-- What is expected --
Lines in the entries below where the word "time" shows up should each be copied.

-- Opening Marker --

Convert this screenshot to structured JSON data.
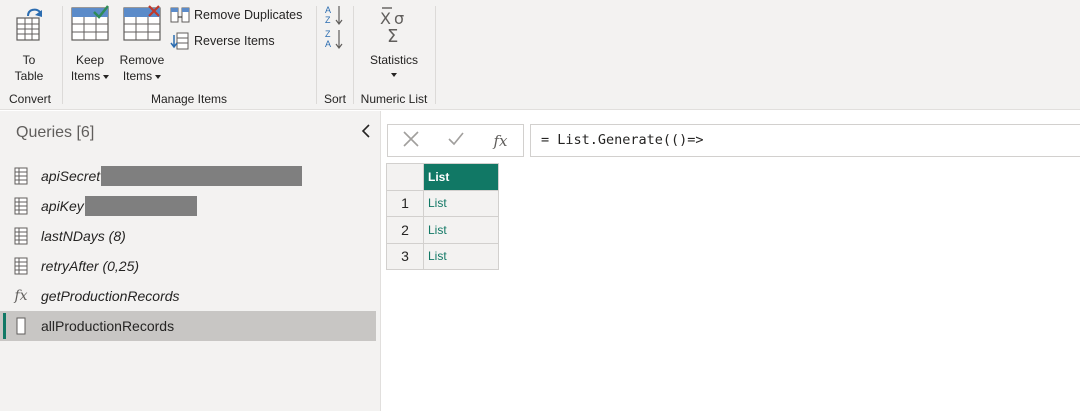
{
  "ribbon": {
    "convert": {
      "to_table_line1": "To",
      "to_table_line2": "Table",
      "group_label": "Convert"
    },
    "manage_items": {
      "keep_items_line1": "Keep",
      "keep_items_line2": "Items",
      "remove_items_line1": "Remove",
      "remove_items_line2": "Items",
      "remove_duplicates": "Remove Duplicates",
      "reverse_items": "Reverse Items",
      "group_label": "Manage Items"
    },
    "sort": {
      "group_label": "Sort"
    },
    "numeric_list": {
      "statistics": "Statistics",
      "group_label": "Numeric List"
    }
  },
  "queries": {
    "header": "Queries [6]",
    "items": [
      {
        "name": "apiSecret",
        "icon": "parameter-icon",
        "redacted": true
      },
      {
        "name": "apiKey",
        "icon": "parameter-icon",
        "redacted": true
      },
      {
        "name": "lastNDays (8)",
        "icon": "parameter-icon"
      },
      {
        "name": "retryAfter (0,25)",
        "icon": "parameter-icon"
      },
      {
        "name": "getProductionRecords",
        "icon": "function-icon"
      },
      {
        "name": "allProductionRecords",
        "icon": "list-query-icon",
        "selected": true
      }
    ]
  },
  "formula_bar": {
    "fx_label": "fx",
    "formula": "= List.Generate(()=>"
  },
  "grid": {
    "column_header": "List",
    "rows": [
      {
        "num": "1",
        "value": "List"
      },
      {
        "num": "2",
        "value": "List"
      },
      {
        "num": "3",
        "value": "List"
      }
    ]
  },
  "colors": {
    "accent": "#117865",
    "ribbon_bg": "#f3f2f1",
    "selected_bg": "#c8c6c4",
    "redaction": "#7f7f7f"
  }
}
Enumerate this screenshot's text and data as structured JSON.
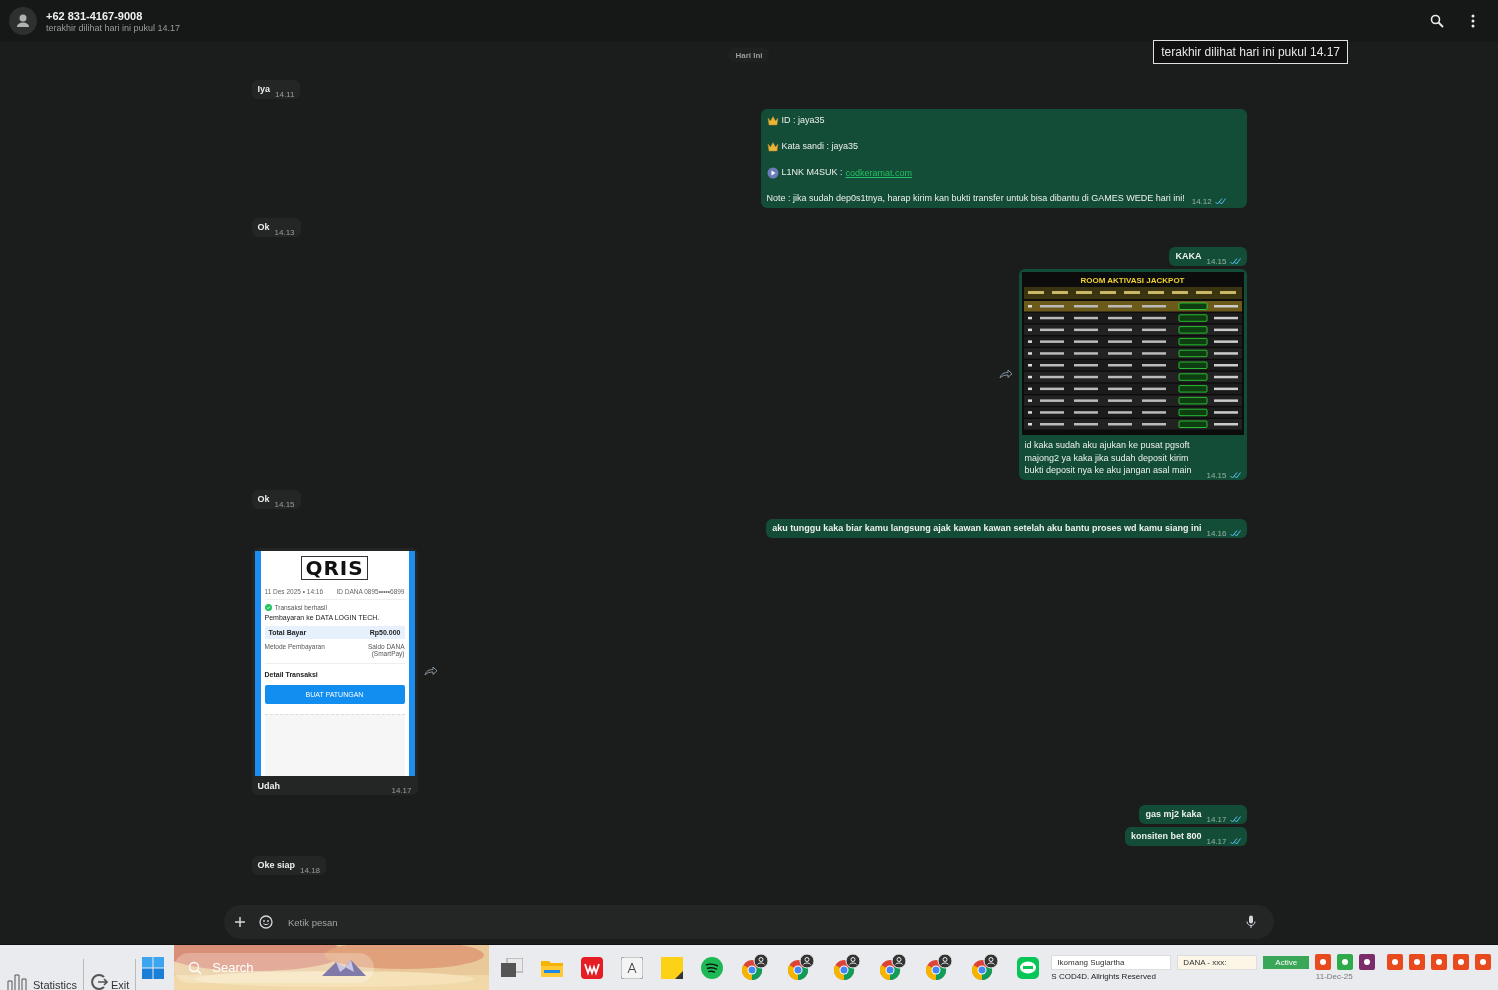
{
  "header": {
    "contact": "+62 831-4167-9008",
    "status": "terakhir dilihat hari ini pukul 14.17"
  },
  "tooltip": "terakhir dilihat hari ini pukul 14.17",
  "date_chip": "Hari Ini",
  "messages": [
    {
      "kind": "text",
      "outgoing": false,
      "text": "Iya",
      "time": "14.11"
    },
    {
      "kind": "info",
      "outgoing": true,
      "lines": [
        {
          "kind": "crown",
          "text": "ID :  jaya35"
        },
        {
          "kind": "crown",
          "text": "Kata sandi : jaya35"
        },
        {
          "kind": "play",
          "text": "L1NK M4SUK : ",
          "link": "codkeramat.com"
        },
        {
          "kind": "plain",
          "text": "Note : jika sudah dep0s1tnya, harap kirim kan bukti transfer untuk bisa dibantu di GAMES WEDE hari ini!"
        }
      ],
      "time": "14.12",
      "read": true
    },
    {
      "kind": "text",
      "outgoing": false,
      "text": "Ok",
      "time": "14.13"
    },
    {
      "kind": "text",
      "outgoing": true,
      "text": "KAKA",
      "time": "14.15",
      "read": true
    },
    {
      "kind": "table_image",
      "outgoing": true,
      "forward": true,
      "title": "ROOM AKTIVASI JACKPOT",
      "caption": "id kaka sudah aku ajukan ke pusat pgsoft majong2 ya kaka jika sudah deposit kirim bukti deposit nya ke aku jangan asal main",
      "time": "14.15",
      "read": true
    },
    {
      "kind": "text",
      "outgoing": false,
      "text": "Ok",
      "time": "14.15"
    },
    {
      "kind": "text",
      "outgoing": true,
      "text": "aku tunggu kaka biar kamu langsung ajak kawan kawan setelah aku bantu proses wd kamu siang ini",
      "time": "14.16",
      "read": true
    },
    {
      "kind": "receipt",
      "outgoing": false,
      "forward": true,
      "receipt": {
        "logo": "QRIS",
        "date": "11 Des 2025 • 14:16",
        "account": "ID DANA 0895•••••6899",
        "status": "Transaksi berhasil",
        "payee": "Pembayaran ke DATA LOGIN TECH.",
        "total_label": "Total Bayar",
        "total": "Rp50.000",
        "method_label": "Metode Pembayaran",
        "method": "Saldo DANA (SmartPay)",
        "detail": "Detail Transaksi",
        "button": "BUAT PATUNGAN"
      },
      "caption": "Udah",
      "time": "14.17"
    },
    {
      "kind": "text",
      "outgoing": true,
      "text": "gas mj2 kaka",
      "time": "14.17",
      "read": true
    },
    {
      "kind": "text",
      "outgoing": true,
      "text": "konsiten bet 800",
      "time": "14.17",
      "read": true
    },
    {
      "kind": "text",
      "outgoing": false,
      "text": "Oke siap",
      "time": "14.18"
    }
  ],
  "composer": {
    "placeholder": "Ketik pesan"
  },
  "taskbar": {
    "left": [
      {
        "kind": "stats",
        "label": "Statistics"
      },
      {
        "kind": "exit",
        "label": "Exit"
      }
    ],
    "search": "Search",
    "page_footer": "S COD4D. Allrights Reserved",
    "fields": [
      "Ikomang Sugiartha",
      "DANA - xxx:"
    ],
    "active_button": "Active",
    "date": "11-Dec-25"
  }
}
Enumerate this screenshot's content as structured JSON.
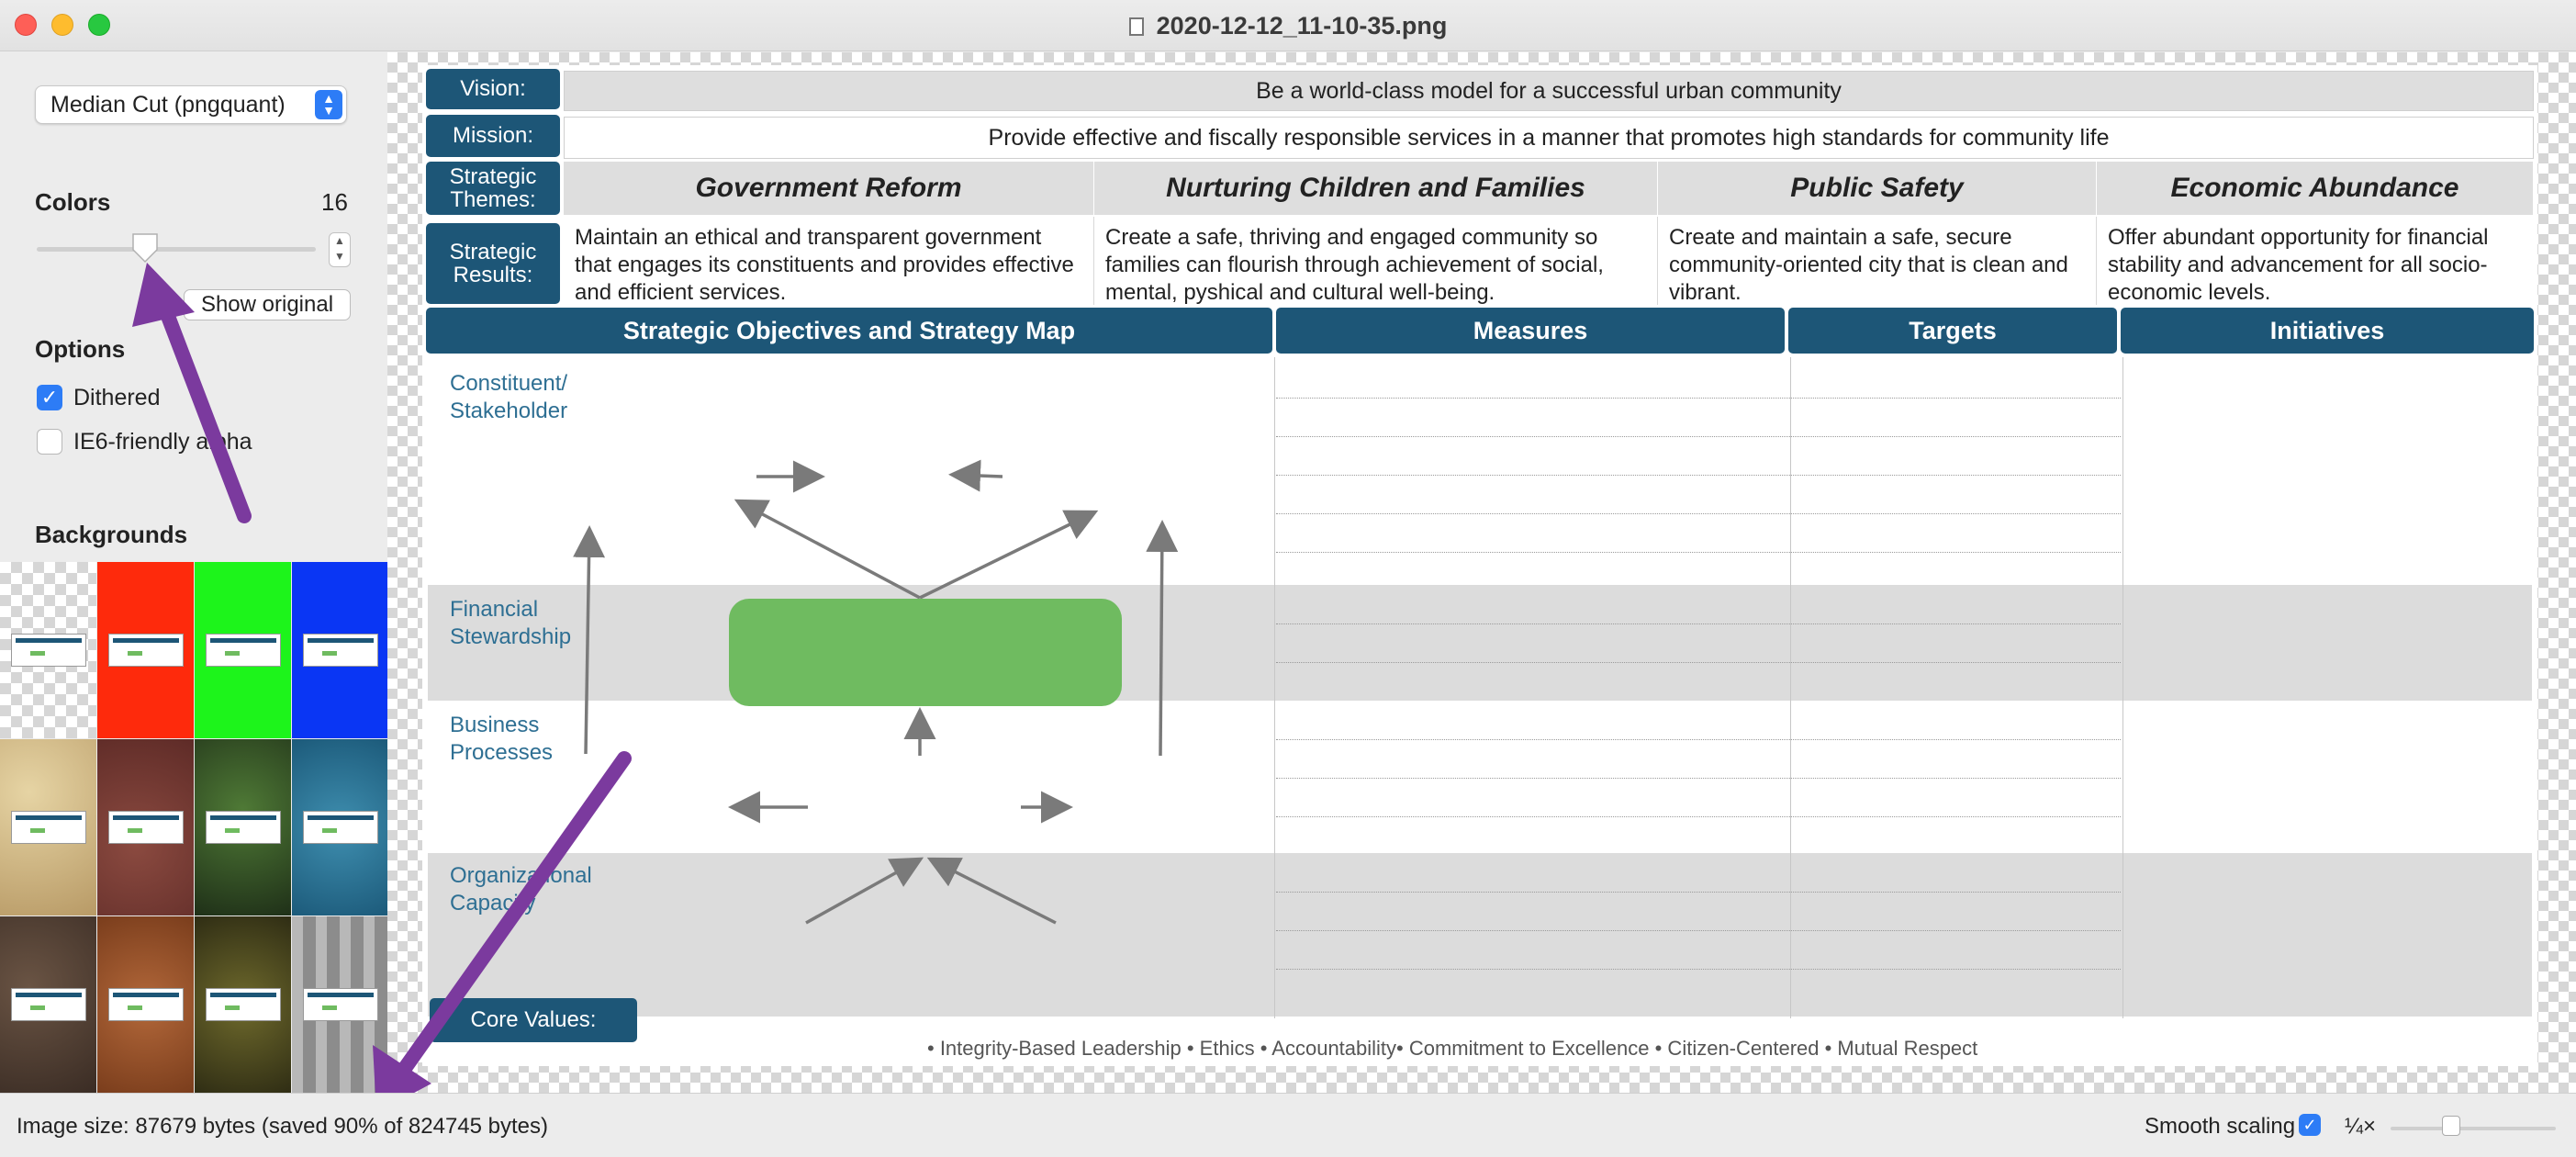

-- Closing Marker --

-- Result for this task --
      "time": "14.11"
      "time": "14.12",
      "time": "14.13"
      "time": "14.15",
      "time": "14.15",
      "time": "14.15"
      "time": "14.16",
      "time": "14.17"
      "time": "14.17",
      "time": "14.17",
      "time": "14.18"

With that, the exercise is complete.